Photo courtesy of I Bike Fresno, via Flickr
Earlier in the month, a carjacking in Florida was averted when the would-be thieves did not know how to drive stick
. They fled the scene on foot. Meanwhile, in Manhattan, two robbers let their would-be victim keep her phone
when they discovered that it wasn't an iPhone
, only a lowly BlackBerry
Bloggers have taken multiple lessons from these stories. Some see this as an opportunity to rehash the criminals-are-so-dumb narrative. Others see these as examples of tech snobbery, or about how beggars can still be choosers. There is, however, another way to look at this: Ordinary people can protect themselves from theft by either using products that are less desirable, or making their stuff seem less desirable--or valuable--than it is.
Read on for some tips and examples.The Art of Disguise

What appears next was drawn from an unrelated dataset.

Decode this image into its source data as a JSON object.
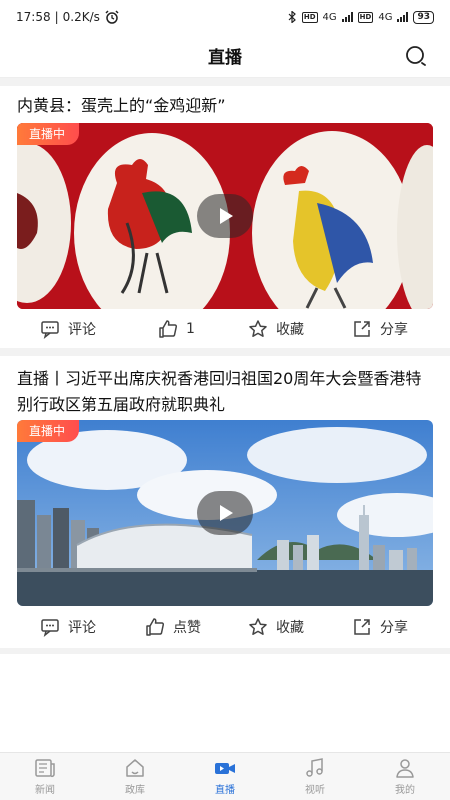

As in the above example, it's clear that muggers want iPhones more than other kinds of smartphones. The reason for this isn't mysterious: iPhones have higher resale values than other kinds of phones. In fact, the iPhone 4 retained its resale value
even after the release of the newer iPhone 4S.
To keep your iPhone from becoming a target, you can try concealing it in a generic-looking protective case. Or you can use this hilarious Android-themed iPhone case
. An even easier approach would be to avoid using the distinctive white earbuds in public. This shouldn't be much of a sacrifice--the Apple earbuds have a bad reputation
anyway.Make 'em Ugly
If disguise or concealment isn't enough, you can always go one step further, and make your belongings look like they've been to hell and back. Take the example of the photographer who, with some strategically-placed masking tape and ink, made his brand-new, high-end camera look like a piece of junk
. The makeover worked: After a mugging, the thief opted to leave the camera in favor of a $20 cell phone. Best of all, the camera still takes great photos.
Along similar lines, there are instructions available for how to turn your shiny, pricey bike into one that looks like a rusted mess
. Once again, the bike will still operate like the finely-tuned machine it secretly still is. It's also worth noting that if you find the thought of a hideous bike or camera to be intolerable, you may want to examine why you want that particular bike or camera (or whatever
) in the first place.Hurt the Resale Value
If you know for a fact that you will own something for the long-haul, it's possible to protect that item from theft by making it harder to sell. To get back to Apple products, if you opt for the free engraving on your iPad or iPod, you'll make the iDevice harder to sell
, and therefore make it more theft-safe. Some even speculate that this is why Apple offers free engraving in the first place--to hurt the secondary market, and then encourage the sale of new gadgets.
Similarly, if you're shopping for a car, and you live in an area where car theft is an issue, you can buy your car in a color that is less desirable to thieves
. Cars that are white, black, or silver are the easiest to resell, and therefore retain the greatest resale value. All other things being equal, your pink or brown BMW will offer less of an incentive for thieves than a silver one.The Decoy
This tactic is less widely applicable, but it's worth sharing nonetheless. If you live in a dicey neighborhood, you might consider carrying around a dummy wallet
. In other words, carry a cheap wallet that is full of low-value currency, expired or fake cards, and absolutely nothing of real value. That way, if you ever have the misfortune to be mugged, you can hand over your dummy wallet and take off unscathed and only out a few dollars.
Have your own tips for avoiding or deterring theft? Please share in the comments.